**DESCRIPTION OF THE TASK:** Search the material for the string "Snowboarding", then return every line where it is found.

**INFORMATION SUPPLIED:**
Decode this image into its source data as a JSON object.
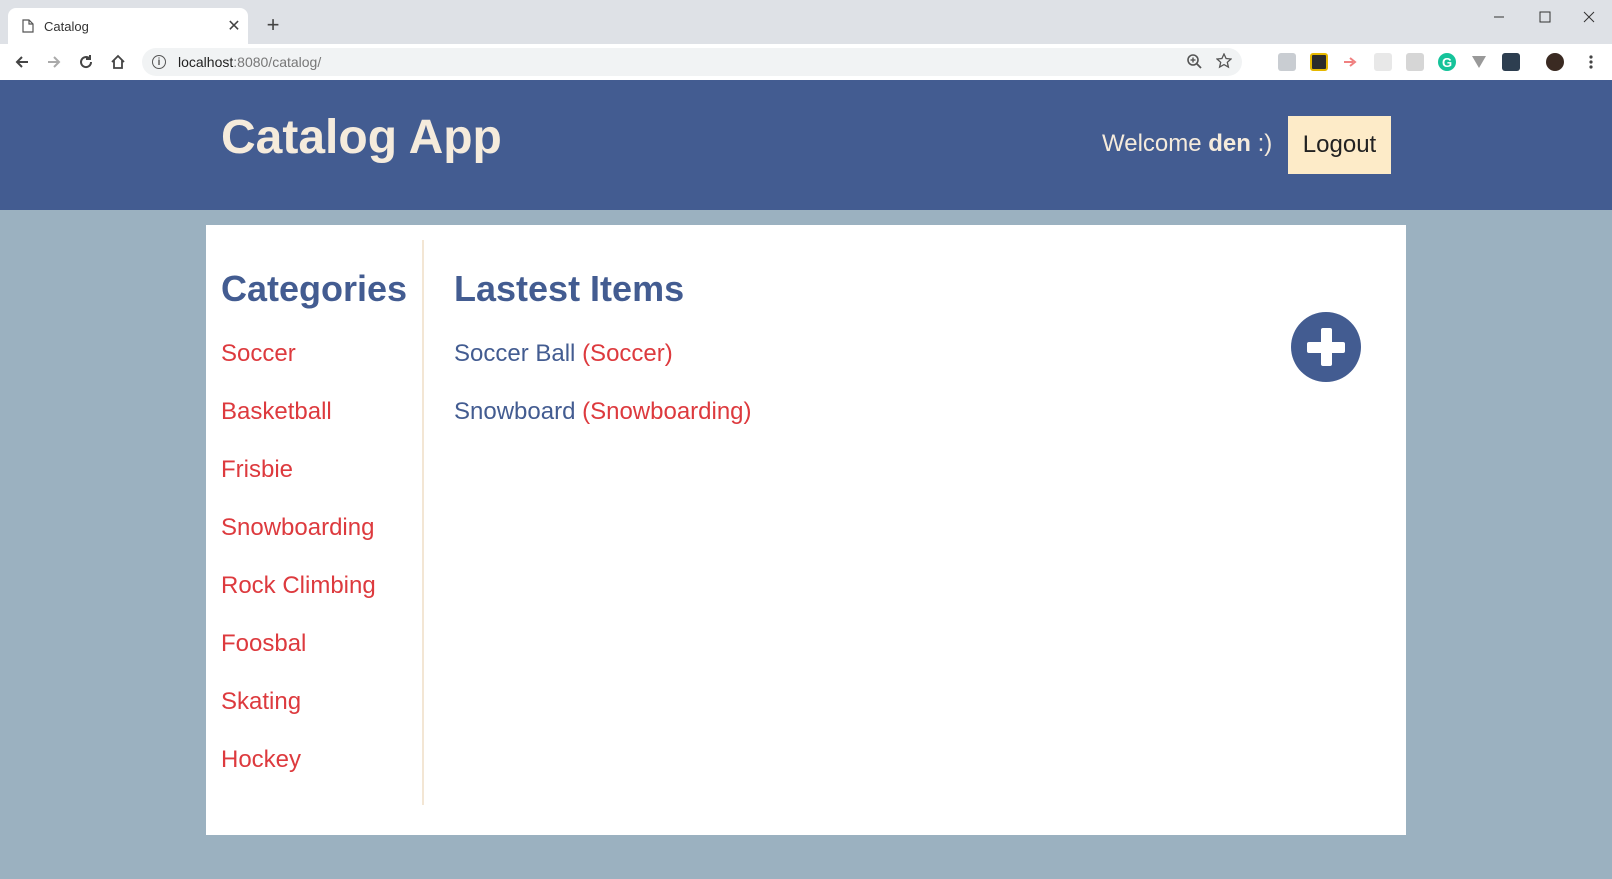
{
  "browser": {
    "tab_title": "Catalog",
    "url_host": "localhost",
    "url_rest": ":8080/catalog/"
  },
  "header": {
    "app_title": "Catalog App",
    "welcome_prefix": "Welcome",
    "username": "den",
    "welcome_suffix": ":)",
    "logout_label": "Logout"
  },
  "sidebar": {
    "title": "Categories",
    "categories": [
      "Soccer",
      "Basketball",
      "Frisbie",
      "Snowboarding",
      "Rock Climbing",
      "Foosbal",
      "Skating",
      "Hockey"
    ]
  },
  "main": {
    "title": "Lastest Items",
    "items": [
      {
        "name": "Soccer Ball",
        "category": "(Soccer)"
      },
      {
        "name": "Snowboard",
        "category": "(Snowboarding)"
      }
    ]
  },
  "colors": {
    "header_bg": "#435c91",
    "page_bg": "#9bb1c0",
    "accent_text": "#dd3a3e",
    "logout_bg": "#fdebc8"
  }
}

**ANSWER TO THIS EXERCISE:**
      "Snowboarding",
        "category": "(Snowboarding)"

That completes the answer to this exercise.